How has new COO Edward Mirzabegian affected technology decisions?
Wong: He's beginning to see what technology has to be here in order for us to move forward. I think it spreads our workload so that I don't have to be into everything. It just helps me concentrate on other areas.
Quintanar: From my perspective, he brings a lot of experience to the table in terms of technology. He understands it and realizes that the hospital needs the technology in order to move forward. Now the support comes from both ends: operations and administration. They are both behind me, making it a lot easier to bring the technology that we need in front of the board and the rest of the people in the hospital.
Wong: We still expect to get a lot done. [Laughs.]
How has the transition been, first reporting to the CEO and now to the COO?
Quintanar: [The COO] position hadn't been filled for two years because we were trying to turn the hospital around.
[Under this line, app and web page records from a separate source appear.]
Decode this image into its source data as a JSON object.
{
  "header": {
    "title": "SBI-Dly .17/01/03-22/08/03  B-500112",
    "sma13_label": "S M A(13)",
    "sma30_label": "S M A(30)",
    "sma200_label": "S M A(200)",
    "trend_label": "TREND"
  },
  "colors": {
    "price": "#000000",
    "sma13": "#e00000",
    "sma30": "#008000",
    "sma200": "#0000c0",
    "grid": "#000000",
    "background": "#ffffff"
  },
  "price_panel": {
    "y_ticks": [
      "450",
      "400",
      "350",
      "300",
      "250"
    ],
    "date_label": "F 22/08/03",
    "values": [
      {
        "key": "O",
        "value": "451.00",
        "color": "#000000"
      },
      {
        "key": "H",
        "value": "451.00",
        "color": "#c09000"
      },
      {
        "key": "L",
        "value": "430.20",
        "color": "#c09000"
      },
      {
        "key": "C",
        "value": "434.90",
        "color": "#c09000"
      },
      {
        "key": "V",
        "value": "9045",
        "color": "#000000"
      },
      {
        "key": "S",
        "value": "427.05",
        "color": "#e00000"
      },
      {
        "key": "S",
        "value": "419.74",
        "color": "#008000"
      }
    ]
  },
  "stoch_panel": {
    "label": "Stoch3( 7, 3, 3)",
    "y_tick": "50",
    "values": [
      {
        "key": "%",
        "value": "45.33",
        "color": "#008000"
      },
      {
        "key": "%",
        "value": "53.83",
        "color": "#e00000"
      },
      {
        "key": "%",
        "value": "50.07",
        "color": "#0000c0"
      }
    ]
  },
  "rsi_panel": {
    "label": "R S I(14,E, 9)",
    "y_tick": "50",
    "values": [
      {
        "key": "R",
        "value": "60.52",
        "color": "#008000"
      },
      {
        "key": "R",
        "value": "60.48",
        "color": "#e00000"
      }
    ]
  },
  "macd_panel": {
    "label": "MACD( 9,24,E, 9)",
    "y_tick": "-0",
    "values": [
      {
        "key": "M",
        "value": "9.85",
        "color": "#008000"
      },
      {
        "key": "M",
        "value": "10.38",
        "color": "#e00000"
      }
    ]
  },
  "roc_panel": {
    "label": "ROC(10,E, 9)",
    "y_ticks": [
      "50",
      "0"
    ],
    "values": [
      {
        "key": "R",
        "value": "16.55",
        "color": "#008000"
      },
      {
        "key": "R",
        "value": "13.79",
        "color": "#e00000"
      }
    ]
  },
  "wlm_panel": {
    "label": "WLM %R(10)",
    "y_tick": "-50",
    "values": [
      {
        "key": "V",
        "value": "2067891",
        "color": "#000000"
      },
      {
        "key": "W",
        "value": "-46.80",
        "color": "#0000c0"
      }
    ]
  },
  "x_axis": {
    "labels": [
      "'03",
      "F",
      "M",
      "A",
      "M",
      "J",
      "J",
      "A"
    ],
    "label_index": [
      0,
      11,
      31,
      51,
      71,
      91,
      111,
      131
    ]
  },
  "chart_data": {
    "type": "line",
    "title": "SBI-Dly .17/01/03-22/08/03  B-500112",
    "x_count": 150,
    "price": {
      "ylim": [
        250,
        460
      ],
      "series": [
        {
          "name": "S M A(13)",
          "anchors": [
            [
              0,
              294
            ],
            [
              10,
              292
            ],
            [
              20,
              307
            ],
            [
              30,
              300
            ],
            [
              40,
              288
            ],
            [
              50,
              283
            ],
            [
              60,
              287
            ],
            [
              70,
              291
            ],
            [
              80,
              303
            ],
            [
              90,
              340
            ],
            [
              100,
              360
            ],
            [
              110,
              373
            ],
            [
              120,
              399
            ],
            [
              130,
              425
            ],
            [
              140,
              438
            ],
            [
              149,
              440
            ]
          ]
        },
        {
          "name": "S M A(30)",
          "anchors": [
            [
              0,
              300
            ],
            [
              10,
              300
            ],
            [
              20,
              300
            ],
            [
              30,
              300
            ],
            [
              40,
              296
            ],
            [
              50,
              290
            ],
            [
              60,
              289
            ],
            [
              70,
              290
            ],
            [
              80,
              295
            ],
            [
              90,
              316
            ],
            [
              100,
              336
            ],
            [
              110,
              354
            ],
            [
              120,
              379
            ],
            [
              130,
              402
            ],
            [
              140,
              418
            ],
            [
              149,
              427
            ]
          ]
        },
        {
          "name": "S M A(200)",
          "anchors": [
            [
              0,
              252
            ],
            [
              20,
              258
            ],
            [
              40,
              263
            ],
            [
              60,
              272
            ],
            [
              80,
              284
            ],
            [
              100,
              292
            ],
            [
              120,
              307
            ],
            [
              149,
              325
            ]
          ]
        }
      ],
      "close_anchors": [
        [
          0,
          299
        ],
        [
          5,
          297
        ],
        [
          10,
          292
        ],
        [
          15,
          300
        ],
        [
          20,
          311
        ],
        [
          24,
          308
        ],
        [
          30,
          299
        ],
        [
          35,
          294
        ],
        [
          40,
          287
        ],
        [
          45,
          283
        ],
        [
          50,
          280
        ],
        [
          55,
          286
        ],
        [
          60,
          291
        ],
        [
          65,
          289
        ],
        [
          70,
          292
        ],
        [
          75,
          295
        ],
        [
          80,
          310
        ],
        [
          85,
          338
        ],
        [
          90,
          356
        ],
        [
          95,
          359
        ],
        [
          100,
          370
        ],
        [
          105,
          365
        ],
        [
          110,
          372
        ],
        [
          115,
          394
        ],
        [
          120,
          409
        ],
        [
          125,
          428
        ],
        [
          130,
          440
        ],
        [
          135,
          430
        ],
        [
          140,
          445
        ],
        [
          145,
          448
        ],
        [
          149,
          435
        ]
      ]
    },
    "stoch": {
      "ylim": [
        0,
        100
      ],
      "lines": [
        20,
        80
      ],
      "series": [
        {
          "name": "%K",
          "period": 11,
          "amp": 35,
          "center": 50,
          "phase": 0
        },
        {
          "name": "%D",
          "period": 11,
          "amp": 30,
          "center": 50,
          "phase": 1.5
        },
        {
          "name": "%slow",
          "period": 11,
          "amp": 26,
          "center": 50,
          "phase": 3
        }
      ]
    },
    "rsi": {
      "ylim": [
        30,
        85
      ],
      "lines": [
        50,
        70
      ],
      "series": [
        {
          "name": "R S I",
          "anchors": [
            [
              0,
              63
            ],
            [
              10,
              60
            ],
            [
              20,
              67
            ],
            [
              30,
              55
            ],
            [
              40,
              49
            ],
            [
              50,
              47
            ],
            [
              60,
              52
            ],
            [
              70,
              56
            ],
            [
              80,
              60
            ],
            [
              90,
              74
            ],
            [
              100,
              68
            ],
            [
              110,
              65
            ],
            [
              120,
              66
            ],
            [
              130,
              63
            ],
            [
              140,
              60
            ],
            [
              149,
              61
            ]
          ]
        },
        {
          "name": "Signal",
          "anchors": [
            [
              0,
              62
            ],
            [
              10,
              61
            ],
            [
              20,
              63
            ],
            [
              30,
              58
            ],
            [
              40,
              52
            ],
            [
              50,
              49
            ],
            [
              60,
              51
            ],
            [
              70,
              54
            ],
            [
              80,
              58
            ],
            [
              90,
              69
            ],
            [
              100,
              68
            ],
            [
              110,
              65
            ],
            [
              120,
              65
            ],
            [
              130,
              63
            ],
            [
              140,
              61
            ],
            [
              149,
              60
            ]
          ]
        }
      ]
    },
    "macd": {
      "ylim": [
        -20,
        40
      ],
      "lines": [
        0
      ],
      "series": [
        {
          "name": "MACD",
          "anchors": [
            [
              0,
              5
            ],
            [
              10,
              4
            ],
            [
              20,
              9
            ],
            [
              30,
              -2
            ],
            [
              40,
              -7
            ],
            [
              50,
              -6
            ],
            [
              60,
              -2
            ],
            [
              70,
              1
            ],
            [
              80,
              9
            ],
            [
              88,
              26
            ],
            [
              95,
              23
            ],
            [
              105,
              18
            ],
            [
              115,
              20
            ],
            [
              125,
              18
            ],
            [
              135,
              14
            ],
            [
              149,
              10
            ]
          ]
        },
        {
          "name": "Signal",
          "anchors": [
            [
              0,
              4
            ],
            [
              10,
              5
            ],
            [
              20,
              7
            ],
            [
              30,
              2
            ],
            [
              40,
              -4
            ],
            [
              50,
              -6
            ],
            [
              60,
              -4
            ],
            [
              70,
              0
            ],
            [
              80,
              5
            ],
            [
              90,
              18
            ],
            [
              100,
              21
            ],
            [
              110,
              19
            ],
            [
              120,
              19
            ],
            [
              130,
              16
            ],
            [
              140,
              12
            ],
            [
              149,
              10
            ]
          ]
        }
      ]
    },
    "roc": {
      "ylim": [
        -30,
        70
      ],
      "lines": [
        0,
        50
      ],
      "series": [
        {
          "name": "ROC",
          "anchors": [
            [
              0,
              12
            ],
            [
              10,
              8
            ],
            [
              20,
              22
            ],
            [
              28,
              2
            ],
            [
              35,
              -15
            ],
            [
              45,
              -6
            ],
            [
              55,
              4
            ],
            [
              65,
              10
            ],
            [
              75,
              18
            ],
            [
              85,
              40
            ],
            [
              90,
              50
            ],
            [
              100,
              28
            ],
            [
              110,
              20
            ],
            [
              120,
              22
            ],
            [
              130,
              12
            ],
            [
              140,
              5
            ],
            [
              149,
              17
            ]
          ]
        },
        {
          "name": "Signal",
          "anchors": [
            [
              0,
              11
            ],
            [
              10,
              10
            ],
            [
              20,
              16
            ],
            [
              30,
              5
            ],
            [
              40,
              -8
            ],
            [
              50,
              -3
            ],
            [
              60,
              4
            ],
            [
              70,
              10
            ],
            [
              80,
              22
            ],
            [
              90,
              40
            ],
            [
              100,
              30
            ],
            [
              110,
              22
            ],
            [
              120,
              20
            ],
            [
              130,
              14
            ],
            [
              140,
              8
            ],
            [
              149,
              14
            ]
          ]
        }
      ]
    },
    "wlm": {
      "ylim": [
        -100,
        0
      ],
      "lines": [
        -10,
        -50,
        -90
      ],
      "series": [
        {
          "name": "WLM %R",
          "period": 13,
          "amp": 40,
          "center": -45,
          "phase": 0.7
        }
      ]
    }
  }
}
So now we are bringing that position back to work on our operations. We know that there are a lot of changes that need to take place.
It's the divide-and-conquer solution. Les has the ability to do all of the duties that the CEO is supposed to be doing for the hospital with the community. So he has very little time to work with me on a lot of the initiatives, the minor things that the hospital has to take care of.
Now I have somebody else that can work with Les and work with me. Now there is another force that has the ability to give [technology] a little more attention. It's not just me running around saying, "Hey, we need this, we need this, we need this."
Wong: Before, [Quintanar] was more out on his own trying to sell the need. Now it's being supported by an operations person saying, "I need it because it's going to help me solve this problem."
Tom Kaneshige and Ellen O'Brien were senior editors at CIO Decisions. To comment on this story, email firstname.lastname@example.org.